Instagram content viewed by teenager Molly Russell before she took her own life was safe, the social media site’s head of health and wellbeing has told a court.
Elizabeth Lagone, a Meta executive, was taken through a number of posts the schoolgirl engaged with on the platform in the last six months of her life.
Meta is the parent company for Facebook, Instagram and WhatsApp.
Ms Lagone told the inquest at North London Coroner’s Court she thought it was “safe for people to be able to express themselves” – but conceded two of the posts shown to the court would have violated Instagram’s policies and offered an apology about some of the content.
Responding to questioning, she said: “We are sorry that Molly viewed content that violated our policies and we don’t want that on the platform.”
Molly, from Harrow in northwest London, was 14 when she died in November 2017, prompting her family to campaign for better internet safety.
During a heated exchange, the Russell family’s lawyer, Oliver Sanders KC, asked Ms Lagone “why on earth are you doing this?” over allowing children on its platforms.
Mr Sanders queried such access to the platform when it was “allowing people to put potentially harmful content on it” and suggested Meta “could just restrict it to adults”.
Ms Lagone said the topic of harm was an “evolving field” and that Instagram policies were designed with consideration to users aged 13 and over.
Referring to one post seen in May 2017, Mr Sanders asked: “Do you think it helped Molly to see this?”
Ms Lagone said: “I can’t speak to this.”
“Six months after seeing this, she was dead,” Mr Sanders continued.
“I can’t speak to the different factors that led to her tragic loss,” Ms Lagone responded.
The inquest was told out of the 16,300 posts Molly saved, shared or liked on Instagram in the six-month period before her death, 2,100 were depression, self-harm or suicide-related.
Mr Sanders spent around an hour taking Ms Lagone through Instagram posts liked or saved by Molly and asked if she believed each post “promoted or encouraged” suicide or self-harm.
She said the content was “nuanced and complicated”, adding it was “important to give people that voice” if they were expressing suicidal thoughts.
Posts were ‘cry for help’
Addressing Ms Lagone as she sat in the witness box, Mr Sanders asked: “Do you agree with us that this type of material is not safe for children?”
Ms Lagone said policies were in place for all users and described the posts viewed by the court as a “cry for help”.
“Do you think this type of material is safe for children?” Mr Sanders continued.
Ms Lagone said: “I think it is safe for people to be able to express themselves.”

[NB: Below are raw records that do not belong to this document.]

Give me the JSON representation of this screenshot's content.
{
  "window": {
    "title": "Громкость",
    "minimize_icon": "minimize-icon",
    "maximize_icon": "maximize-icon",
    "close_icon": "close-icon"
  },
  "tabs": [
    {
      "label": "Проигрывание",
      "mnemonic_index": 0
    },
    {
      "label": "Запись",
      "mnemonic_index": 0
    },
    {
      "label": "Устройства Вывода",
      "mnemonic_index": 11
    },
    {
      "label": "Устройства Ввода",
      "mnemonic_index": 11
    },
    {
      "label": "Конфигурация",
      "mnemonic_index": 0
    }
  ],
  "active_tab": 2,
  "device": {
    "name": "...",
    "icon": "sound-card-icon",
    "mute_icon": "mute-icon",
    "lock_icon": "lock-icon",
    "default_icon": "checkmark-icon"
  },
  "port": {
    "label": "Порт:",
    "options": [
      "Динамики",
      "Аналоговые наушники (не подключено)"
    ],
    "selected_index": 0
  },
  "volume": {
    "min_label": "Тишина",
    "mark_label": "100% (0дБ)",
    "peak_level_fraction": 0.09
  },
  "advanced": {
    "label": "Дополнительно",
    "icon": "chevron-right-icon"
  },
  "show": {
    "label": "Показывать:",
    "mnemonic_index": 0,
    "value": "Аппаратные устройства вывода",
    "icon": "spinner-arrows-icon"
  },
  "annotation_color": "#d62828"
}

After Mr Sanders asked the same question again, Ms Lagone said: “Respectfully, I don’t find it a binary question.”
Coroner Andrew Walker interjected and asked: “So you are saying yes, it is safe or no, it isn’t safe?”
“Yes, it is safe,” Ms Lagone replied.
The coroner continued: “Surely it is important to know the effect of the material that children are viewing.”
Ms Lagone said: “Our understanding is that there is no clear research into that. We do know from research that people have reported a mixed experience.”
‘Who has given you the permission?’
Questioning why Instagram felt it could choose which material was safe for children to view, the coroner then asked: “So why are you given the entitlement to assist children in this way?
“Who has given you the permission to do this? You run a business.
“There are a great many people who are … trained medical professionals. What gives you the right to make the decisions about the material to put before children?”
Ms Lagone responded: “That’s why we work closely with experts. These aren’t decisions we make in a vacuum.”
Last week, Pinterest’s head of community operations, Judson Hoffman, apologised after admitting the platform was “not safe” when Molly used it – and “deeply regrets” the posts she viewed before her death.
The inquest, due to last up to two weeks, continues.
Anyone feeling emotionally distressed or suicidal can call Samaritans for help on 116 123 or email firstname.lastname@example.org. Alternatively, letters can be mailed to: Freepost SAMARITANS LETTERS.